Seuss’ The Lorax taught a great lesson about how much our drive for more and more, whether it’s money or wood or anything else, leads humanity down dark and troublesome paths, with end results we should carefully consider. It taught lessons about respect for nature and the appreciation of the unknown. It reenforced my dad’s lessons about not being wasteful and about making full use of things as much as possible. From water to food, we were conservation minded at home. My dad installed Naval shower heads to cut our water waste from long showers. So much so that it was a huge adjustment switching back to regular shower heads when I moved out on my own. He taught us to turn the water off after we got wet, apply soap and shampoo, then turn it on to rinse, then get out of the shower. No dilly dallying or long shower concerts for me, his wannabe rock star son. That stuff had to occur elsewhere. He taught us about composting everything from orange rinds to grass clippings, using toilet paper conservatively, and minimizing trash. To this day, my parents are lucky to fill a 15 gallon bag of trash in two months at their house. I have several trashcans, with specific ones devoted to aluminum, milk cartoons, hardboard, etc. And I make an extra run to the recycling center monthly, since the city offers no street pick up.

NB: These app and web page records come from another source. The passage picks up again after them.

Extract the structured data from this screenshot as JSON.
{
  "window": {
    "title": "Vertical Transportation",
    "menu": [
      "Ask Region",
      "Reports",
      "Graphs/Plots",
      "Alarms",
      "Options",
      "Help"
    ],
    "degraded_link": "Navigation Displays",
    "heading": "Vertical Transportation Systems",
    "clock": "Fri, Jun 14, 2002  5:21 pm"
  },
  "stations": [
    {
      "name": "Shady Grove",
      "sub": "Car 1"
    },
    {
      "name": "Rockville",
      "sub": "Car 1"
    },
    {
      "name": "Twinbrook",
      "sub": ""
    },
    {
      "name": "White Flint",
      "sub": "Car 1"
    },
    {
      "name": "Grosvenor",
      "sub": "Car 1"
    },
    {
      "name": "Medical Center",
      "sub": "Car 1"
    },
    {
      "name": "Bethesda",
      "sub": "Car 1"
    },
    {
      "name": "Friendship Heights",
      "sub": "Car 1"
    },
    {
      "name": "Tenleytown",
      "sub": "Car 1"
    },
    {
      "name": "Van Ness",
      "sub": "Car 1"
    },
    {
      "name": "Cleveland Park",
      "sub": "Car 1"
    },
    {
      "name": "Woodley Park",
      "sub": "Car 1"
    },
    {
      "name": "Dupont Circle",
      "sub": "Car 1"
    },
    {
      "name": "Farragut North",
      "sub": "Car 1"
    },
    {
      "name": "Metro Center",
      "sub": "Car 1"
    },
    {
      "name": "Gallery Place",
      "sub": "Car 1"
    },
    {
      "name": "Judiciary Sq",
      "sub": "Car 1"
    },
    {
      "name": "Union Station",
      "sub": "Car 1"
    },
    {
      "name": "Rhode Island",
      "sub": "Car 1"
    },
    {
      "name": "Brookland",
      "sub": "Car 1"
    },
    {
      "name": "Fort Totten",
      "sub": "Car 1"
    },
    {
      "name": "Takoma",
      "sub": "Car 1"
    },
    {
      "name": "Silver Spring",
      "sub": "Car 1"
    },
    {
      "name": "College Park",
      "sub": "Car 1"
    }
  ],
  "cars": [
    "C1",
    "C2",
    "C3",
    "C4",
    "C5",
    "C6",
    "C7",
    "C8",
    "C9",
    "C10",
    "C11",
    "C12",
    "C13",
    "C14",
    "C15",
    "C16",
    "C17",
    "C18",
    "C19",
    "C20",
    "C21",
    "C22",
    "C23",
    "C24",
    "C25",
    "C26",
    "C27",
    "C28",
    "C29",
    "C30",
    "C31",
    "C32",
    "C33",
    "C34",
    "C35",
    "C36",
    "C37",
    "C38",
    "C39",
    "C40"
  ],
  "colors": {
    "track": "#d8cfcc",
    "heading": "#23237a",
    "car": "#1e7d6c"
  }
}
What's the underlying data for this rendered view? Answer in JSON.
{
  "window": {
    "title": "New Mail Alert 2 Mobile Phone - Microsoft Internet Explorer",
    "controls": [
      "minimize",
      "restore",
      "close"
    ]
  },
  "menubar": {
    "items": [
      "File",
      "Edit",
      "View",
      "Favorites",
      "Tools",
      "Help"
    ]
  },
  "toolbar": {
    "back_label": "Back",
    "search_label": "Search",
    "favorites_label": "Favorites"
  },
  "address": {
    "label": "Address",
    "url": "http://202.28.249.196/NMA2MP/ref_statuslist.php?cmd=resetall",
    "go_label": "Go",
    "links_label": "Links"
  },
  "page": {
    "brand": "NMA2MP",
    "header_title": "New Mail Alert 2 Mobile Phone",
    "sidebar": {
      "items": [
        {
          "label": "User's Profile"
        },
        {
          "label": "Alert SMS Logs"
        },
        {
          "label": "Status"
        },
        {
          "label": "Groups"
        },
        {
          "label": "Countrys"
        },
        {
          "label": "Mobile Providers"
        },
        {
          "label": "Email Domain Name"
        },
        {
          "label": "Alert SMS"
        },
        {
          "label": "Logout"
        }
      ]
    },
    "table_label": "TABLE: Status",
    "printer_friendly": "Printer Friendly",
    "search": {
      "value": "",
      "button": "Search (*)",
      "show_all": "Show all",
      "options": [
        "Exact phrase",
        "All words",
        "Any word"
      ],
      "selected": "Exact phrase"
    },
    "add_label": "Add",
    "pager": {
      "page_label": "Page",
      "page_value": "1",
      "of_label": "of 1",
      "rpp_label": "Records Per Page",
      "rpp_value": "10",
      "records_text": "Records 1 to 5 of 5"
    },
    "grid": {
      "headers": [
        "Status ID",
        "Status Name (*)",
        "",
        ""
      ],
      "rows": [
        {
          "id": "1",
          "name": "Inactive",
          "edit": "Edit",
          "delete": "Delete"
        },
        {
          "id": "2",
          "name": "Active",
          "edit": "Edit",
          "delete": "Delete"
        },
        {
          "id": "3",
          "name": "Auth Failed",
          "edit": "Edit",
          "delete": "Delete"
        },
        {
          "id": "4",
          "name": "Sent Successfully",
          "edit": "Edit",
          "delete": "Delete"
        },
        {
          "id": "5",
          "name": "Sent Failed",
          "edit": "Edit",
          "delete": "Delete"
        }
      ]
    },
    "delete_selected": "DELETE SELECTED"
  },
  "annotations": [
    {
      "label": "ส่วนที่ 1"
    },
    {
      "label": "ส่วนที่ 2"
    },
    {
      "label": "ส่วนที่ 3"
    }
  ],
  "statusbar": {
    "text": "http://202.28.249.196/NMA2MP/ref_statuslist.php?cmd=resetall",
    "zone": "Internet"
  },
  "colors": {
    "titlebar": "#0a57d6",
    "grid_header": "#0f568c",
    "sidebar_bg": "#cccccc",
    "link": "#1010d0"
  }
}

The Lorax reenforced these lessons and did it in a non-preachy, fun way. Like so much of Dr. Seuss’ work, it was simple, with basic vocabulary and stunning rhyme, yet at its heart lay an important lesson for us all. It saddens me a bit to see the Hollywoodization of The Lorax now which seems to contrary to the message. I haven’t even seen the movie yet but there are wasteful tie-ins of paper, plastic, etc. everywhere. How many of those will wind up enlarging our nation’s landfills or landfills around the world? Is that really what Dr. Seuss would have wanted? I doubt it.

But The Lorax is still in print and so we can do our part. We can buy the book for a child we know, and help them get a start. We can teach them of its wonders, of the lessons that it holds, and watch their eyes light up with magic at the beauty of its prose. We can share it with a stranger or a neighbor or a friend. We can share it with our grandkids or our children once again. For me, it’s really simple, and a thing I mustn’t dodge. For the lessons of The Lorax still are needed quite a lot.

Ok, I’m no Dr. Seuss, but I hope you get my point. For what it’s worth…

Happy Birthday, Dr. Seuss. May we honor you well. And thank you!